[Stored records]

-- Opening Marker --

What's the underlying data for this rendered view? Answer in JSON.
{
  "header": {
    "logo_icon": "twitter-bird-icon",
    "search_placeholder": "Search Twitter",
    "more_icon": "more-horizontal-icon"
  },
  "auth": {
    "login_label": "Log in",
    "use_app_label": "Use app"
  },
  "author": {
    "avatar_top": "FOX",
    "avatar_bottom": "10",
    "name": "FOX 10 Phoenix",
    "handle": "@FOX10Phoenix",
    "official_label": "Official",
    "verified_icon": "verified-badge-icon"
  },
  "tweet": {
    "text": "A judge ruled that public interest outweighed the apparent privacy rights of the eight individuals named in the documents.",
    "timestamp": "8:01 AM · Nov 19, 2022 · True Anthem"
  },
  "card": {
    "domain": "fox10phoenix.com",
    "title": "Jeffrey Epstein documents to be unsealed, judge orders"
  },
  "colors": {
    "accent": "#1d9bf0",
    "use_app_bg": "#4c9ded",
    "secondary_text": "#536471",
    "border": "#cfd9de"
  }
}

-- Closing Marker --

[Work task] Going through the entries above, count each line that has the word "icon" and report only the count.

[Output of the exercise] 3